Hartnett: Yeah, absolutely. So I guess I'll start by saying that a lot of the infrastructure problems in Navajo County run pretty deep. The northern half of the county is really remote and consists mostly of tribal lands. Navajo Nation has a visitor center that I went to when I was there that sort of tells you more about their own internal government structures and history and relationship to the Colorado Plateau, which is where they live in Arizona.
But I would say that the key takeaway from the museum was that their sovereignty as a nation is still pretty much being fought for. For example, some tribal communities are still suing the federal government for either breaking treaties from the 1800s. Or saying these agreements were signed by our ancestors under great duress and violence, they limit our autonomy as a people, and they don't hold the United States government accountable for the promises that they've made to Native Americans. You know, one of those being to provide them with adequate health care. And so that's sort of the context that local leaders are trying to work through to get these things done.

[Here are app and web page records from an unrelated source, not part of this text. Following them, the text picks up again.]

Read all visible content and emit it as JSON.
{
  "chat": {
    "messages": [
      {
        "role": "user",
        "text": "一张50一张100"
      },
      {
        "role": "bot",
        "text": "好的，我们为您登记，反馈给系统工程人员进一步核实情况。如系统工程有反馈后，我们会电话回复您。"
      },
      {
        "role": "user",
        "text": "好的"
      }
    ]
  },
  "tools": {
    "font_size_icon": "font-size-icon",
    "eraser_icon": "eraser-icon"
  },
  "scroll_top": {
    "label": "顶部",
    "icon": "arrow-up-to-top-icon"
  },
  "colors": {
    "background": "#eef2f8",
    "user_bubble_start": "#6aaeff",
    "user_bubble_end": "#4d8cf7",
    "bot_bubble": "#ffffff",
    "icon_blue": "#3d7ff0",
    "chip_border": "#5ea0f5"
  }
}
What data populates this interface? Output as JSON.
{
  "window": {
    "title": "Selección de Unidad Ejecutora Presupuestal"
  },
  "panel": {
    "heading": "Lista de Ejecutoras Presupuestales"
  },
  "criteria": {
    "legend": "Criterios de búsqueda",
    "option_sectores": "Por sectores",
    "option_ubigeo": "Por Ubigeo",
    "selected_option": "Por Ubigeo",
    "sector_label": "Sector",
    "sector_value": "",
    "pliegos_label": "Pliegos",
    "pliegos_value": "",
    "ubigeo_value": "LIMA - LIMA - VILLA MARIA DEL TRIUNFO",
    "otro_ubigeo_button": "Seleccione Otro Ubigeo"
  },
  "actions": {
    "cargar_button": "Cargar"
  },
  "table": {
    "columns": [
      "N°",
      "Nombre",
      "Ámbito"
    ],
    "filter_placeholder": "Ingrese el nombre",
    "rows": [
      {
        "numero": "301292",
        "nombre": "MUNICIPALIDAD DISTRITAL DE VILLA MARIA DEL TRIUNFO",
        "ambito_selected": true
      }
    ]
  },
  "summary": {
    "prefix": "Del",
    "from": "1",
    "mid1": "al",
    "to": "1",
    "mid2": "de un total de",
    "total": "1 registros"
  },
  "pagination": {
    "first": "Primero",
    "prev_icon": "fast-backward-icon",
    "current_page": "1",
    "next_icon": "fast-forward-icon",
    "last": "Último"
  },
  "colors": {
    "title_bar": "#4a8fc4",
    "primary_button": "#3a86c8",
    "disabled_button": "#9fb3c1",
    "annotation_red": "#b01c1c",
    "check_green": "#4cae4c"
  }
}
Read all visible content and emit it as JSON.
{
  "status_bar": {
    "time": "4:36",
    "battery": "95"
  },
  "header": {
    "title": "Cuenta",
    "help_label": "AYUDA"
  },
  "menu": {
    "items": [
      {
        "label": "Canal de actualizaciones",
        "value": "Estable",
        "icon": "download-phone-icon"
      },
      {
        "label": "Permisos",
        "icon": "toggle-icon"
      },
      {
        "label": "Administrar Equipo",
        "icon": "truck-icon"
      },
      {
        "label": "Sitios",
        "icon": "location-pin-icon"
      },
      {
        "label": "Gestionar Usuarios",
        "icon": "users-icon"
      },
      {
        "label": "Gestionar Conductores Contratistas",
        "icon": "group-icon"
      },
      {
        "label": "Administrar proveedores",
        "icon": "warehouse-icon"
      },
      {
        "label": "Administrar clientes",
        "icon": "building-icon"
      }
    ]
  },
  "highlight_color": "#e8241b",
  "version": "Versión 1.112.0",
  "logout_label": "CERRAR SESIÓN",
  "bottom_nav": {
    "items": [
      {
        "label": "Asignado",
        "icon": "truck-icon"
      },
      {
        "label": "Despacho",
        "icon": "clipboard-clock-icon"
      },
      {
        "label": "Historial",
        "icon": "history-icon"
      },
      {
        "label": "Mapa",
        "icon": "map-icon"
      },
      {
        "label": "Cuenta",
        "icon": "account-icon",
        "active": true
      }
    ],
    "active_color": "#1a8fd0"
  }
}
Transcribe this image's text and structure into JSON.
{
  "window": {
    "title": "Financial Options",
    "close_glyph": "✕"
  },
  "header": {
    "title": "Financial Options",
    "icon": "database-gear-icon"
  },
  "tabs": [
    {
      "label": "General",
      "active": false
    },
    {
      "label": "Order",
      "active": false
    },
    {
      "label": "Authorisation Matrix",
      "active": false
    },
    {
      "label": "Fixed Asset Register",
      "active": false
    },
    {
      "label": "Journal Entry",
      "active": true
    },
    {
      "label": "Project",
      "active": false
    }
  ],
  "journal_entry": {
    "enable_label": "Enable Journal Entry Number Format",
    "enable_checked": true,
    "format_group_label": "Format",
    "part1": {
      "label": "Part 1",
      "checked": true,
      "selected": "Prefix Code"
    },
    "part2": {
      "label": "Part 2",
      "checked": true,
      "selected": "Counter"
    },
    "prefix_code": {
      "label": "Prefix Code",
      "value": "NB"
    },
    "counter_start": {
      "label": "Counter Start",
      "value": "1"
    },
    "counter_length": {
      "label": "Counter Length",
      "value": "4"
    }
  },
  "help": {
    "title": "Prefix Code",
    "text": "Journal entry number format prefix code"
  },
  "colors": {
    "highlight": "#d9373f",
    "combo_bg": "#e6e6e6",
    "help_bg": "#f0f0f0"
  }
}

To bring this back to Fern, she's a member of Navajo Nation, and she's also a supervisor for the county, basically a council person. And her main priorities are updating basic infrastructure in the northern region of her county. She said that monthly she makes her rounds to different chapter houses, which are essentially the local government within tribal villages, to work on upgrading the roads. She said that they are still having to focus on building up these essential amenities because there are so many layers of bureaucracy and trying to get anything done in their tribal nations that span across several states and several counties in several jurisdictions. They have to coordinate across these various agencies for approval and funding that's often earmarked for very specific purposes. It lacks the flexibility that they would like.
A Navajo County friend was telling me that throughout the area, they struggle to recruit new businesses to stimulate the economy, which makes it hard to attract more people to live there. A lot of locals are employed by coal-fired power plants, for example. They're some of the highest-paying jobs in the area, but they're getting shut down and they're not going to be replaced. So as all of that relates back to health care, there are no private healthcare options on the reservation. There's just the Indian Health Service and it's notoriously underfunded and understaffed. A lot of the residents have to travel really long distances, up to three hours in some cases, to receive specialty care. And providers in the area generally really struggled to recruit and retain clinicians to live there long term because of the economic issues I talked about earlier. It's just this cycle that people there are just really really struggling to reverse.
Kacik: All right, Kara, and thank you so much for your reporting. Check out her latest story: Unwell: Mapping inequity in American healthcare. Kara, thanks so much for explaining the process to us.
Hartnett: Thanks for having me.
Kacik: Thank you all for listening. You can subscribe to Beyond the Byline on Spotify, Apple Podcasts or wherever you choose to listen. You can support the reporting of Kara, myself and our team of reporters by subscribing to Modern Healthcare or give us a follow on Twitter and LinkedIn. Thank you for your support.